▶ **WHAT TO PRODUCE**:
All of the records must be set down again word for word.

-- EXTRACTED DATA follows --

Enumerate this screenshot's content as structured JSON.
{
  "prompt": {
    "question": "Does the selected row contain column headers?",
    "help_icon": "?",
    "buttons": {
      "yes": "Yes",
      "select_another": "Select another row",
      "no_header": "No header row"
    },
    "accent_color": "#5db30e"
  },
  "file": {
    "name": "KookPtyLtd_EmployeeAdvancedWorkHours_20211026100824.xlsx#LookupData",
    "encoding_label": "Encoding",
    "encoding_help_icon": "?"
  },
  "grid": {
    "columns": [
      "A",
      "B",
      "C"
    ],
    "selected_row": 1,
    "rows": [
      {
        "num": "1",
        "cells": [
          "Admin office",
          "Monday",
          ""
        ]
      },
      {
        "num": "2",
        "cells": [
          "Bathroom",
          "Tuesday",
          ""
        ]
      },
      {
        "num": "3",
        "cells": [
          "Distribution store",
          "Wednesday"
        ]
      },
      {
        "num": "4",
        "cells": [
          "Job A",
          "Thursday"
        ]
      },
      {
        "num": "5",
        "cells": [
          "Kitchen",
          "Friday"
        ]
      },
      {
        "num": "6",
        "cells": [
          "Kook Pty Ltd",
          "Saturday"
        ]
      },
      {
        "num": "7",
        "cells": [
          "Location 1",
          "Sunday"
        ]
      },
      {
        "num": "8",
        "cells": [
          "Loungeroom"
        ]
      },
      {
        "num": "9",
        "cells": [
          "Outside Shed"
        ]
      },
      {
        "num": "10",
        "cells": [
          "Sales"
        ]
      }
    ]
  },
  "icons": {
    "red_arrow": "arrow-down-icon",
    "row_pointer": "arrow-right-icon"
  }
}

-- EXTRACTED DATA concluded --

▶ **EXERCISE RESULT**:
Enumerate this screenshot's content as structured JSON.
{
  "prompt": {
    "question": "Does the selected row contain column headers?",
    "help_icon": "?",
    "buttons": {
      "yes": "Yes",
      "select_another": "Select another row",
      "no_header": "No header row"
    },
    "accent_color": "#5db30e"
  },
  "file": {
    "name": "KookPtyLtd_EmployeeAdvancedWorkHours_20211026100824.xlsx#LookupData",
    "encoding_label": "Encoding",
    "encoding_help_icon": "?"
  },
  "grid": {
    "columns": [
      "A",
      "B",
      "C"
    ],
    "selected_row": 1,
    "rows": [
      {
        "num": "1",
        "cells": [
          "Admin office",
          "Monday",
          ""
        ]
      },
      {
        "num": "2",
        "cells": [
          "Bathroom",
          "Tuesday",
          ""
        ]
      },
      {
        "num": "3",
        "cells": [
          "Distribution store",
          "Wednesday"
        ]
      },
      {
        "num": "4",
        "cells": [
          "Job A",
          "Thursday"
        ]
      },
      {
        "num": "5",
        "cells": [
          "Kitchen",
          "Friday"
        ]
      },
      {
        "num": "6",
        "cells": [
          "Kook Pty Ltd",
          "Saturday"
        ]
      },
      {
        "num": "7",
        "cells": [
          "Location 1",
          "Sunday"
        ]
      },
      {
        "num": "8",
        "cells": [
          "Loungeroom"
        ]
      },
      {
        "num": "9",
        "cells": [
          "Outside Shed"
        ]
      },
      {
        "num": "10",
        "cells": [
          "Sales"
        ]
      }
    ]
  },
  "icons": {
    "red_arrow": "arrow-down-icon",
    "row_pointer": "arrow-right-icon"
  }
}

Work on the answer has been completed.